Firstly it is important to test your drinking/cooking water for fluoride levels especially if using borehole water or living in a high-fluoride area. Levels above 1.5mg/L are considered excessive. Excess fluoride in water can be reduced by use of special de-fluoridation filters. The ordinary commercial water filters do not remove excess fluoride. See http://cdnwaterquality.co.ke/ for more information on fluoride filters.
Q: CAN THE BROWN STAINS BE REMOVED?
Yes, there is treatment for dental fluorosis. The severity of the condition will determine treatment.
MILD MODERATE MODERATE SEVERE
Treatment Options for Fluorosis:
- Take-Home Bleaching: This is usually done for mild to moderate forms of the condition. Your dentist will take an impression of your teeth which will be taken to the lab to make a customised bleaching tray. You will then be given this tray and the bleaching gel and given instructions on how to apply it on the tray and how to fit the tray onto the teeth. It can take a few days to several weeks to achieve desired results.
- In- Office Bleaching: Usually done in the dentist’s office and recommended for only mild fluorosis
- Direct Composite Veneers (Masking): This is done where the surfaces of the teeth are rough or the structure of the front teeth is affected. The stained enamel and dentine is trimmed away and a composite material is bonded onto the teeth to cover or mask the remaining stain- restoring the normal shape of the teeth.
- BEFORE AFTER DIRECT COMPOSITE VENEERS

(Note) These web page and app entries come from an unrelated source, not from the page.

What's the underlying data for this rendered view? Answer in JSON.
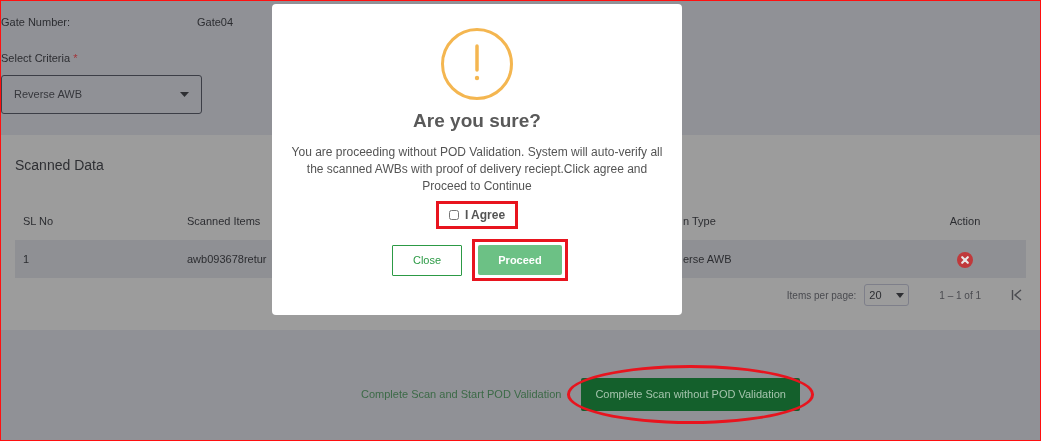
{
  "annotation_frame": true,
  "gate": {
    "label": "Gate Number:",
    "value": "Gate04"
  },
  "criteria": {
    "label": "Select Criteria",
    "required_mark": "*",
    "value": "Reverse AWB"
  },
  "scanned": {
    "title": "Scanned Data",
    "columns": [
      {
        "label": "SL No"
      },
      {
        "label": "Scanned Items"
      },
      {
        "label": "n Type"
      },
      {
        "label": "Action"
      }
    ],
    "rows": [
      {
        "cells": [
          "1",
          "awb093678retur",
          "erse AWB"
        ]
      }
    ],
    "paginator": {
      "label": "Items per page:",
      "value": "20",
      "range": "1 – 1 of 1"
    }
  },
  "footer_actions": [
    {
      "label": "Complete Scan and Start POD Validation",
      "kind": "link",
      "highlighted": false
    },
    {
      "label": "Complete Scan without POD Validation",
      "kind": "button",
      "highlighted": true
    }
  ],
  "dialog": {
    "title": "Are you sure?",
    "message": "You are proceeding without POD Validation. System will auto-verify all the scanned AWBs with proof of delivery reciept.Click agree and Proceed to Continue",
    "agree": {
      "label": "I Agree",
      "checked": false,
      "highlighted": true
    },
    "buttons": [
      {
        "label": "Close",
        "kind": "outline",
        "highlighted": false
      },
      {
        "label": "Proceed",
        "kind": "primary",
        "highlighted": true
      }
    ]
  }
}
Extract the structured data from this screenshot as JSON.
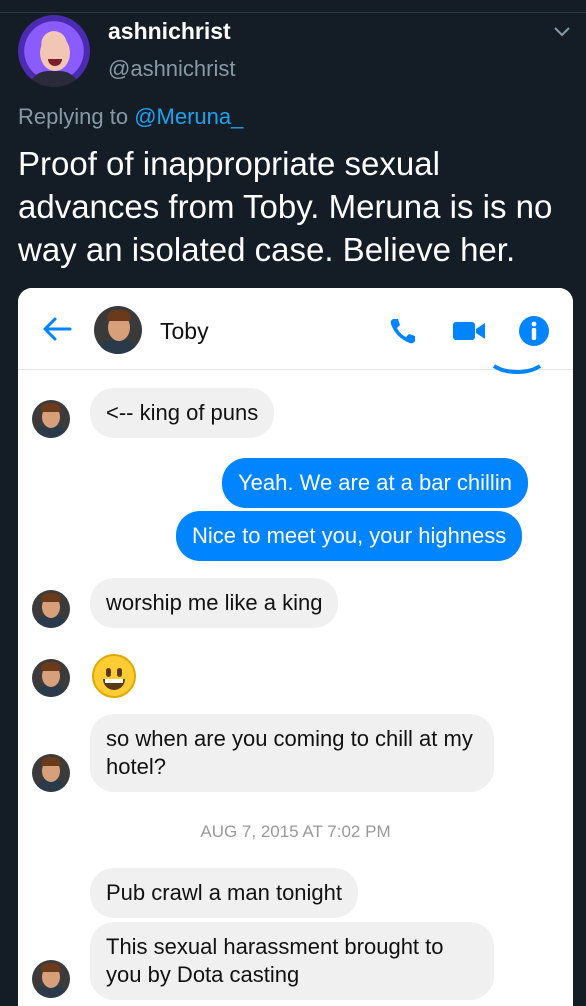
{
  "tweet": {
    "username": "ashnichrist",
    "handle": "@ashnichrist",
    "replying_prefix": "Replying to",
    "replying_to": "@Meruna_",
    "text": "Proof of inappropriate sexual advances from Toby. Meruna is is no way an isolated case. Believe her."
  },
  "screenshot": {
    "contact_name": "Toby",
    "messages": [
      {
        "side": "in",
        "text": "<-- king of puns"
      },
      {
        "side": "out",
        "text": "Yeah. We are at a bar chillin"
      },
      {
        "side": "out",
        "text": "Nice to meet you, your highness"
      },
      {
        "side": "in",
        "text": "worship me like a king"
      },
      {
        "side": "in",
        "text": "so when are you coming to chill at my hotel?"
      },
      {
        "side": "in",
        "text": "Pub crawl a man tonight"
      },
      {
        "side": "in",
        "text": "This sexual harassment brought to you by Dota casting"
      }
    ],
    "timestamp": "AUG 7, 2015 AT 7:02 PM"
  },
  "colors": {
    "background": "#141d26",
    "link": "#1da1f2",
    "secondary_text": "#8899a6",
    "messenger_blue": "#0084ff",
    "incoming_bubble": "#f1f0f0"
  },
  "icons": [
    "chevron-down-icon",
    "back-arrow-icon",
    "phone-icon",
    "video-camera-icon",
    "info-icon",
    "grinning-emoji-icon"
  ]
}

- Full Ceramic Crowns/Laminate Veneers: This is in most cases the most predictable and esthetic option of treatment. It involved shaping the tooth on the front surface for laminate veneers or the entire tooth for full-coverage crown. An impression is then taken and sent to the lab. The lad-fabricated veneers are then permanently bonded onto the shaped teeth.
- MODERATE FLUOROSIS AFTER CERAMIC VENEERS
Finally it is important to prevent fluorosis where possible by avoiding the consumption of high fluoride. Where the condition is already established, please visit your dentist for review to discuss your options for restoring a beautiful, healthy smile.